McALESTER, Okla. (AP) - The latest on the confusion over Oklahoma's supply of lethal-injection drugs, which prompted Gov. Mary Fallin to issue a last-minute execution stay for Richard Glossip
The Oklahoma Board of Corrections is meeting one day after Gov. Mary Fallin issued a last-minute execution stay because the Department of Corrections did not have the correct lethal injection drugs.
The board will meet at 1 p.m. Thursday in McAlester. Department Director Robert Patton has been tight-lipped on why officials had potassium acetate instead of potassium chloride for Richard Glossip's execution, which had been scheduled for Wednesday.
Fallin granted a 37-day stay for Glossip so the state can determine whether potassium acetate can be used or if potassium chloride is available.
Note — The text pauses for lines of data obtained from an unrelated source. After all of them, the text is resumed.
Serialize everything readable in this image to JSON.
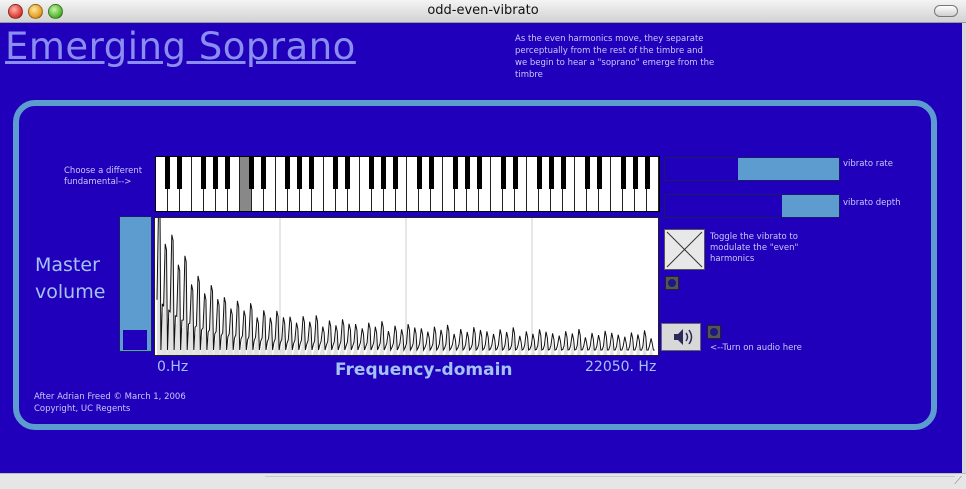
{
  "window": {
    "title": "odd-even-vibrato"
  },
  "header": {
    "title": "Emerging Soprano",
    "description": "As the even harmonics move, they separate perceptually from the rest of the timbre and we begin to hear a \"soprano\" emerge from the timbre"
  },
  "piano": {
    "label": "Choose a different fundamental-->",
    "selected_key_index": 7,
    "white_key_count": 42
  },
  "volume": {
    "label_line1": "Master",
    "label_line2": "volume",
    "level": 0.15
  },
  "spectrum": {
    "xmin_label": "0.Hz",
    "xmax_label": "22050. Hz",
    "axis_label": "Frequency-domain"
  },
  "controls": {
    "vibrato_rate": {
      "label": "vibrato rate",
      "value": 0.42
    },
    "vibrato_depth": {
      "label": "vibrato depth",
      "value": 0.67
    },
    "toggle_label": "Toggle the vibrato to modulate the \"even\" harmonics",
    "audio_label": "<--Turn on audio here"
  },
  "credit": "After Adrian Freed © March 1, 2006 Copyright, UC Regents",
  "colors": {
    "background": "#2100bb",
    "accent": "#5d9ccf",
    "text_light": "#a3c2f5"
  }
}
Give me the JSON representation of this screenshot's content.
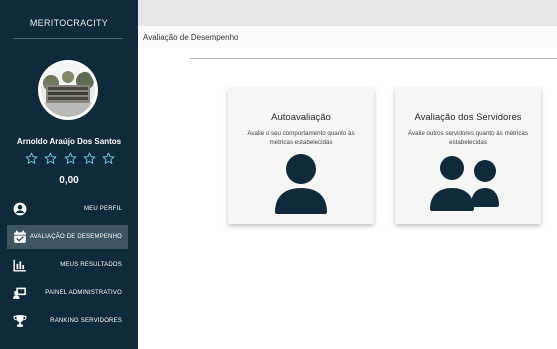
{
  "app": {
    "brand": "MERITOCRACITY"
  },
  "user": {
    "name": "Arnoldo Araújo Dos Santos",
    "rating_stars": 5,
    "score": "0,00"
  },
  "sidebar": {
    "items": [
      {
        "label": "MEU PERFIL",
        "icon": "user-circle-icon",
        "active": false
      },
      {
        "label": "AVALIAÇÃO DE DESEMPENHO",
        "icon": "calendar-check-icon",
        "active": true
      },
      {
        "label": "MEUS RESULTADOS",
        "icon": "bar-chart-icon",
        "active": false
      },
      {
        "label": "PAINEL ADMINISTRATIVO",
        "icon": "admin-panel-icon",
        "active": false
      },
      {
        "label": "RANKING SERVIDORES",
        "icon": "trophy-icon",
        "active": false
      }
    ]
  },
  "header": {
    "breadcrumb": "Avaliação de Desempenho"
  },
  "cards": [
    {
      "title": "Autoavaliação",
      "description": "Avalie o seu comportamento quanto às métricas estabelecidas",
      "icon": "user-icon"
    },
    {
      "title": "Avaliação dos Servidores",
      "description": "Avalie outros servidores quanto às métricas estabelecidas",
      "icon": "users-icon"
    }
  ],
  "colors": {
    "sidebar_bg": "#0f2a3a",
    "active_item_bg": "#3e5664",
    "icon_dark": "#0f2a3a",
    "star_outline": "#6ec6de"
  }
}
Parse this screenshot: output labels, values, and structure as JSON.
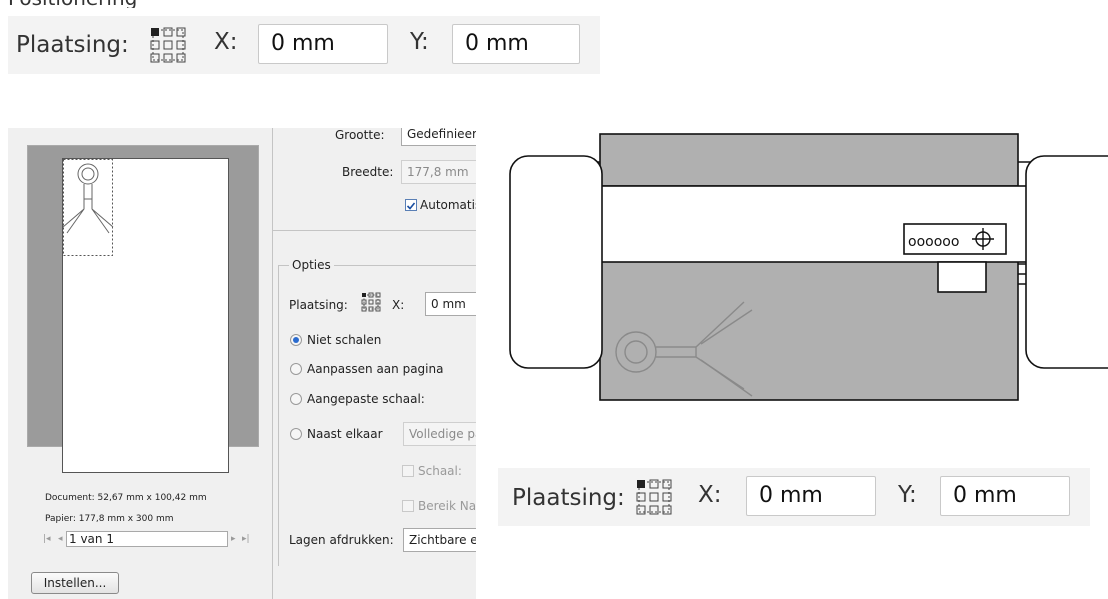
{
  "top_bar": {
    "heading_fragment": "Positionering",
    "label": "Plaatsing:",
    "x_label": "X:",
    "x_value": "0 mm",
    "y_label": "Y:",
    "y_value": "0 mm"
  },
  "dialog": {
    "size_label": "Grootte:",
    "size_value": "Gedefinieerd",
    "width_label": "Breedte:",
    "width_value": "177,8 mm",
    "auto_label": "Automatisch",
    "options_title": "Opties",
    "placement_label": "Plaatsing:",
    "x_label": "X:",
    "x_value": "0 mm",
    "radios": [
      {
        "label": "Niet schalen",
        "selected": true
      },
      {
        "label": "Aanpassen aan pagina",
        "selected": false
      },
      {
        "label": "Aangepaste schaal:",
        "selected": false
      },
      {
        "label": "Naast elkaar",
        "selected": false
      }
    ],
    "tile_value": "Volledige pagina",
    "scale_label": "Schaal:",
    "range_label": "Bereik Naast elkaar",
    "layers_label": "Lagen afdrukken:",
    "layers_value": "Zichtbare en",
    "document_info": "Document: 52,67 mm x 100,42 mm",
    "paper_info": "Papier: 177,8 mm x 300 mm",
    "page_value": "1 van 1",
    "setup_button": "Instellen..."
  },
  "bottom_bar": {
    "label": "Plaatsing:",
    "x_label": "X:",
    "x_value": "0 mm",
    "y_label": "Y:",
    "y_value": "0 mm"
  },
  "plotter": {
    "button_dots": "oooooo"
  }
}
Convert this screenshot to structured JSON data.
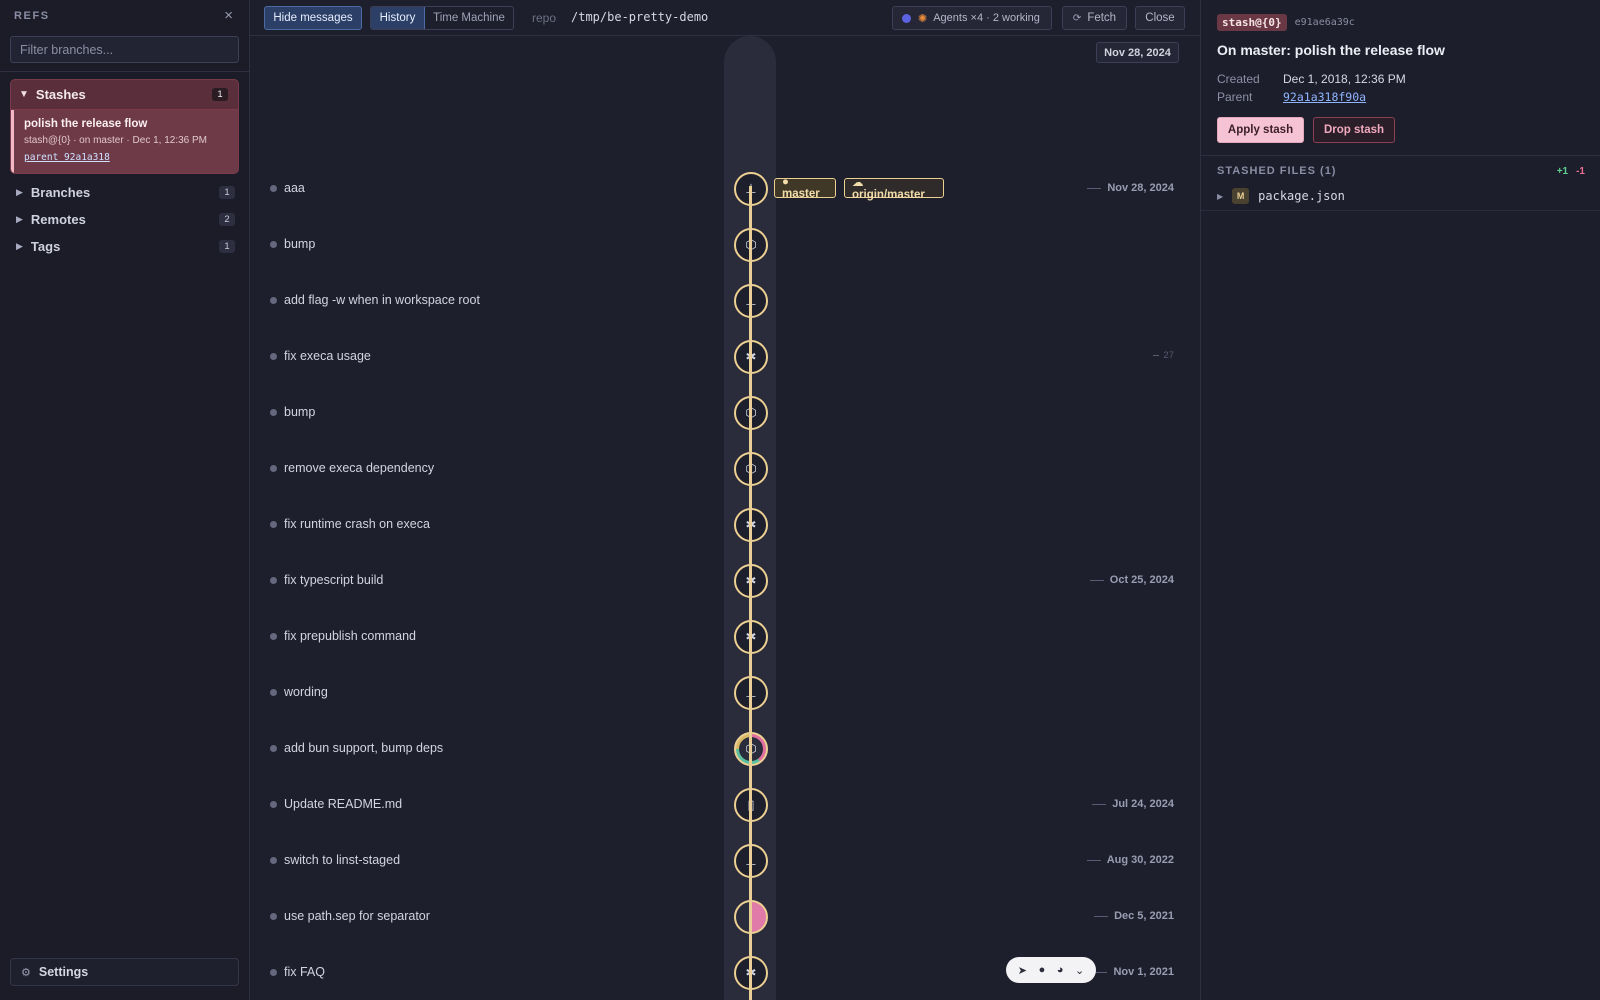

Fallin's office says the corrections department received the drugs Wednesday.
A court filing says the state told Glossip's attorneys it had "sufficient drugs" to carry out three upcoming executions. An Aug. 11 letter from Assistant Attorney General John Hadden didn't say whether the department physically possessed the drugs at the time.
(Copyright 2015 The Associated Press.)